EXERCISE BRIEF:
What lines below contain the word "tires"? Please pull each one out.

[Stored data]
--- START ---

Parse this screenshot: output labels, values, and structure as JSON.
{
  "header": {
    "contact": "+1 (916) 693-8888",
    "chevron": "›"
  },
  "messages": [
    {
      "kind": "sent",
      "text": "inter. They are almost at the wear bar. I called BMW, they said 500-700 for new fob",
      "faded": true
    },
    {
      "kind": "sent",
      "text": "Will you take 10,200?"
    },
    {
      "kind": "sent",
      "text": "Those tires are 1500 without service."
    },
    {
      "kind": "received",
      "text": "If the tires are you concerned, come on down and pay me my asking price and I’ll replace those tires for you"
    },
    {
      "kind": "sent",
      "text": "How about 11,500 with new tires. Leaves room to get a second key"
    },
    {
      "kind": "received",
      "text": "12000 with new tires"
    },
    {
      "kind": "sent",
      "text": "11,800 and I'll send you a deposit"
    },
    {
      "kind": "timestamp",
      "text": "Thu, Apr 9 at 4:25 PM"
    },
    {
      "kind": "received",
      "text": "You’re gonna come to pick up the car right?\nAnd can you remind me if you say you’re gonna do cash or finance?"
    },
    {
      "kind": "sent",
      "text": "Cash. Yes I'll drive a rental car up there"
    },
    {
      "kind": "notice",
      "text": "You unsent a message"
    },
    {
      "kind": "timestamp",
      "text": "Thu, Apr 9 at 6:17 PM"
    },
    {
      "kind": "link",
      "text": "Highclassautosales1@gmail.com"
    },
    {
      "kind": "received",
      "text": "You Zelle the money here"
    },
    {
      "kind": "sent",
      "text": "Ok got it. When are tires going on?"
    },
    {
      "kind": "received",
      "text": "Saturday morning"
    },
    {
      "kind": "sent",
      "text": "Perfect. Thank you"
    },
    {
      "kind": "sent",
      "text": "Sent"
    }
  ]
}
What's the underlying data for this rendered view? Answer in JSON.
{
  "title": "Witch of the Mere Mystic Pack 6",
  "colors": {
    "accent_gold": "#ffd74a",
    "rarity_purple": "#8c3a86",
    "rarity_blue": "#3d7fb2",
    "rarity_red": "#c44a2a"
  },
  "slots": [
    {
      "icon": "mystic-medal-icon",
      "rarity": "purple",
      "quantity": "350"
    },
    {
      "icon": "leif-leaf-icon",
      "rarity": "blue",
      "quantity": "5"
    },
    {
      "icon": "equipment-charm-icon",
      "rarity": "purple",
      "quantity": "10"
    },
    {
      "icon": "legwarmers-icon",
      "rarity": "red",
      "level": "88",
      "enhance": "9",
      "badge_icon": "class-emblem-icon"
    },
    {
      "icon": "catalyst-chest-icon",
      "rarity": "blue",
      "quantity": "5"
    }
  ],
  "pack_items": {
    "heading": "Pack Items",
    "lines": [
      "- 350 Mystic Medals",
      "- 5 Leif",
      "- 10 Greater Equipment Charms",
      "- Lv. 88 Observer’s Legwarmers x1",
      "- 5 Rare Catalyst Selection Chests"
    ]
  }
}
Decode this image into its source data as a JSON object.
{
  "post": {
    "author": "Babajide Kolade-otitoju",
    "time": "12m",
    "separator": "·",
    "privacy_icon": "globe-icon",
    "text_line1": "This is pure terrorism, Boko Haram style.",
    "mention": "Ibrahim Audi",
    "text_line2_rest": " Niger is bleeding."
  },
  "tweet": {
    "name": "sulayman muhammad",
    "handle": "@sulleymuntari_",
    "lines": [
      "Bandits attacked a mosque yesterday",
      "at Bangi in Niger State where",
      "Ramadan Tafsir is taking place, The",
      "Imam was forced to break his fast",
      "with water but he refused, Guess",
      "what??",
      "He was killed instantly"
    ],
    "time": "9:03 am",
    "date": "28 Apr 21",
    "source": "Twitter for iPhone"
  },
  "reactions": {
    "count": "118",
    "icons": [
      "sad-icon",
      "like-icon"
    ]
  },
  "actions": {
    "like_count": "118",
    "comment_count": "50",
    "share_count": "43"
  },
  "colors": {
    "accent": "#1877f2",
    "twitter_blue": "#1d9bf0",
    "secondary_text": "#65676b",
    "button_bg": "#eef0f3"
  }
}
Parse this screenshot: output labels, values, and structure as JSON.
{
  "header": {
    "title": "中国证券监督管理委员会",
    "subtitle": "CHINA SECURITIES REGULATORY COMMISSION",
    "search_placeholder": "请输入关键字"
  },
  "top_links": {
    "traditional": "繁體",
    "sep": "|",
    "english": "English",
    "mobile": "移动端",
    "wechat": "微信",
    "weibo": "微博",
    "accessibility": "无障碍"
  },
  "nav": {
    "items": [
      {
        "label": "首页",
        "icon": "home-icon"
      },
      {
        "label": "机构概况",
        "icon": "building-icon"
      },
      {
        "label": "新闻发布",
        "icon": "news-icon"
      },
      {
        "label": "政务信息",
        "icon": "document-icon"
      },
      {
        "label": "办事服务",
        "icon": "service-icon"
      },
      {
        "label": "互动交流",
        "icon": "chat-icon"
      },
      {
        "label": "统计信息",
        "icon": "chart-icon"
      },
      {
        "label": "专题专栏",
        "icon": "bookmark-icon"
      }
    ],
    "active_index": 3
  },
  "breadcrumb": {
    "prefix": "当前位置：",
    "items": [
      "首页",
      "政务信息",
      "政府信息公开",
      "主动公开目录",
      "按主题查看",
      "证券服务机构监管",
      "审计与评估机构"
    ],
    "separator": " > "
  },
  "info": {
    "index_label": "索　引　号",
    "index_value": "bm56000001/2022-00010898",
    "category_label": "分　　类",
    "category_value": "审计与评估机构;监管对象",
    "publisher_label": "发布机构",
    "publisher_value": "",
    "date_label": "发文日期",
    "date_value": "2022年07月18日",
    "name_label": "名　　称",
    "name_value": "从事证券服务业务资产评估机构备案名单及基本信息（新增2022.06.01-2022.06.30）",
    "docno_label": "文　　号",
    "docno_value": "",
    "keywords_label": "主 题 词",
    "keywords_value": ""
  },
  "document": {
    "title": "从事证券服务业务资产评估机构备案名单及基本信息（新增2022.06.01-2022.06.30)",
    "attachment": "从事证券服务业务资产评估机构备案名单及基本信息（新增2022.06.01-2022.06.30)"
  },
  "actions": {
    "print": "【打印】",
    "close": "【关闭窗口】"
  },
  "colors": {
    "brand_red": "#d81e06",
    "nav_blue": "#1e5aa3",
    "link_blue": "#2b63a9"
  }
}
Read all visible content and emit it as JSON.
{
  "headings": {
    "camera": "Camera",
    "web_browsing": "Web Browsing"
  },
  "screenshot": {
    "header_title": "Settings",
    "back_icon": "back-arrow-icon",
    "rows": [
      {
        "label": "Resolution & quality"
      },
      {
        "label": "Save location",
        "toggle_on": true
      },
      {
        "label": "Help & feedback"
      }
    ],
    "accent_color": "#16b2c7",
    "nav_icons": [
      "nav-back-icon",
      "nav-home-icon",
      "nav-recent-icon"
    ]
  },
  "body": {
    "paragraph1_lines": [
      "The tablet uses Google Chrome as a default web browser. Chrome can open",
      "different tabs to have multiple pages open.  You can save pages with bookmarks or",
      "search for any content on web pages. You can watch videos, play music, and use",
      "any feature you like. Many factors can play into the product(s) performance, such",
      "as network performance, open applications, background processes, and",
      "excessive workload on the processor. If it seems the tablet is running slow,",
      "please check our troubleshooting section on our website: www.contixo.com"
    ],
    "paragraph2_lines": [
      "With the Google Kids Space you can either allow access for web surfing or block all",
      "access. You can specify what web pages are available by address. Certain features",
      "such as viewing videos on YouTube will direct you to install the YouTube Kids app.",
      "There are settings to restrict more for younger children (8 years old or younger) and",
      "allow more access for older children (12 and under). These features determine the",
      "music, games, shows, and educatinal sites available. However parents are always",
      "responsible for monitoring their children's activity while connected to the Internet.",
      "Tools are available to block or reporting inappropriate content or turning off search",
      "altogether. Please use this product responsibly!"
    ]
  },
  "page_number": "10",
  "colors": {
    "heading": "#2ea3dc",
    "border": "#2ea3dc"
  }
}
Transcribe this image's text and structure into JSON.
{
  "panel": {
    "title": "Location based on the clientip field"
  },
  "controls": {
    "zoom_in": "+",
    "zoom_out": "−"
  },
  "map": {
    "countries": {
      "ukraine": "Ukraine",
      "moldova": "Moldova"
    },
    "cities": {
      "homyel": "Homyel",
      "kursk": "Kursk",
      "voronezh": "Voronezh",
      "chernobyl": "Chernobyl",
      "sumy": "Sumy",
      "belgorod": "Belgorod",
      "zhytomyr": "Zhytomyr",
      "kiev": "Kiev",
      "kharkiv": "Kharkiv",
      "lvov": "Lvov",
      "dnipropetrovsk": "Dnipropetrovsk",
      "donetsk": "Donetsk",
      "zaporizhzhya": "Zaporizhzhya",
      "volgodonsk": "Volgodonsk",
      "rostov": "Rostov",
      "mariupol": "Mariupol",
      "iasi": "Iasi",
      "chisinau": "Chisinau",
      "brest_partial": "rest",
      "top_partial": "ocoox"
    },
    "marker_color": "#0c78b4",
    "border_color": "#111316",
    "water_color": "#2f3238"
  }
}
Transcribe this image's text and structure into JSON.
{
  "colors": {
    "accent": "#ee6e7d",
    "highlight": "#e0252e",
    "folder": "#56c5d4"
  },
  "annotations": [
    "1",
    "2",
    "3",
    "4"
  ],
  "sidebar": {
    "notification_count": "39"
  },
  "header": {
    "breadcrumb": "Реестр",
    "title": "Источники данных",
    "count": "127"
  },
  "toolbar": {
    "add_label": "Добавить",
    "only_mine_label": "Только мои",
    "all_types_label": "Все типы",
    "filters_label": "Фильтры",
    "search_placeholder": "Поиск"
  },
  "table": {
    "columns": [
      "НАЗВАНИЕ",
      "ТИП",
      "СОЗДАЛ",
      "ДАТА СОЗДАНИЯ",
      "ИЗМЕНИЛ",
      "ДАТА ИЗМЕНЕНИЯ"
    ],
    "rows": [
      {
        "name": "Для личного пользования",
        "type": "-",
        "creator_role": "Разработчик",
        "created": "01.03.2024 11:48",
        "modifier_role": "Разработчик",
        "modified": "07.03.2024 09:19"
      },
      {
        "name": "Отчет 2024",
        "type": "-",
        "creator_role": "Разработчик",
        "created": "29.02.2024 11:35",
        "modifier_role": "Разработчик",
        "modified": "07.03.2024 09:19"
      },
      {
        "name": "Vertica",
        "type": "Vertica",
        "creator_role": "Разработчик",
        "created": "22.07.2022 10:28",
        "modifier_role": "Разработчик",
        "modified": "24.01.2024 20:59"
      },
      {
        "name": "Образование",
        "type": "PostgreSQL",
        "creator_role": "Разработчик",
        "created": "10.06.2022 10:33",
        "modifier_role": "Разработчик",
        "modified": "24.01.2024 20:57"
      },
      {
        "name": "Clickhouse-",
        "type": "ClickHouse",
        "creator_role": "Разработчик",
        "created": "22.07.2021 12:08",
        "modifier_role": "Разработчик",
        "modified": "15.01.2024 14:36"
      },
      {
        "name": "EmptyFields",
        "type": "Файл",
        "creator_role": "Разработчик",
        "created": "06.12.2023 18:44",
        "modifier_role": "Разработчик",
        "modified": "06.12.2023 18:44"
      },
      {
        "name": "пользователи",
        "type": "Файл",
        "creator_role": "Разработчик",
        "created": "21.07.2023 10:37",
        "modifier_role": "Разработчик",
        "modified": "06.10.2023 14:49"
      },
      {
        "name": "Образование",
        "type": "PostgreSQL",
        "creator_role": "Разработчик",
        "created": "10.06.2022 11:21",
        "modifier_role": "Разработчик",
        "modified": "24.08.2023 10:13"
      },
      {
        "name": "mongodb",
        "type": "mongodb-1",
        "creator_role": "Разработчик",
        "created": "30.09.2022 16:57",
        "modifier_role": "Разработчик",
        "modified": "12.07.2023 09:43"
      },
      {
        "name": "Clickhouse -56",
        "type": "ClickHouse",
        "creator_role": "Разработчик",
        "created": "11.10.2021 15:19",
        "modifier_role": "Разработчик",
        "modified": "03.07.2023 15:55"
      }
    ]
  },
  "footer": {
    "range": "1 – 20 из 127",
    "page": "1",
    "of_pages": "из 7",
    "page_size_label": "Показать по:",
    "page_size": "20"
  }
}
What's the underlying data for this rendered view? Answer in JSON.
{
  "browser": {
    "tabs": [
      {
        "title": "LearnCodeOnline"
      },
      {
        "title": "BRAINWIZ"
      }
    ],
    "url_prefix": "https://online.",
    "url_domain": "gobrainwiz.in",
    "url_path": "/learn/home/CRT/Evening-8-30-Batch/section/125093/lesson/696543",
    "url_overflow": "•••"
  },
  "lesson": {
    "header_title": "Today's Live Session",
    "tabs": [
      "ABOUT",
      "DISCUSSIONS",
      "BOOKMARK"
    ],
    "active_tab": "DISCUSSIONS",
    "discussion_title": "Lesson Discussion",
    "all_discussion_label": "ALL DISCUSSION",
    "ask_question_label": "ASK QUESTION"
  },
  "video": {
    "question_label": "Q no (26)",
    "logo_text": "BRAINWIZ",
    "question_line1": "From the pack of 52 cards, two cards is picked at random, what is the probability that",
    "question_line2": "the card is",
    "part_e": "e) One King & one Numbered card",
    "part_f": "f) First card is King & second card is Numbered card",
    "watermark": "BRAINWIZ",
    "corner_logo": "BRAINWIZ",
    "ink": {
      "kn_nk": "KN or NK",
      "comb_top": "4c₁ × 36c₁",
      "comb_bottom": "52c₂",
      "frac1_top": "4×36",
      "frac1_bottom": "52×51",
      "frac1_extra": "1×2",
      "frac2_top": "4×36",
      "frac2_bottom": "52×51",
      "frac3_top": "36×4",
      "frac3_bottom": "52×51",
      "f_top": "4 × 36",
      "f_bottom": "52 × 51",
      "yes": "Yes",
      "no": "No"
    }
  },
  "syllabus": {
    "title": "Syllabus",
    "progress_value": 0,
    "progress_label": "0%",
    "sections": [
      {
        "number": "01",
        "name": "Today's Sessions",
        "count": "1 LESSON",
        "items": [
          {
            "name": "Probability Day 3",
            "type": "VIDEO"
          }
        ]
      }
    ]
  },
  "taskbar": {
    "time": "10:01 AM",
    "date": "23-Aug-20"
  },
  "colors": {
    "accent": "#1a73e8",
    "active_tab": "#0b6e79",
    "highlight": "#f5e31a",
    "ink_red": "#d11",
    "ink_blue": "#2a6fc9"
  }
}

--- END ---

ANSWER TO THIS PROBLEM:
      "text": "Those tires are 1500 without service."
      "text": "If the tires are you concerned, come on down and pay me my asking price and I’ll replace those tires for you"
      "text": "How about 11,500 with new tires. Leaves room to get a second key"
      "text": "12000 with new tires"
      "text": "Ok got it. When are tires going on?"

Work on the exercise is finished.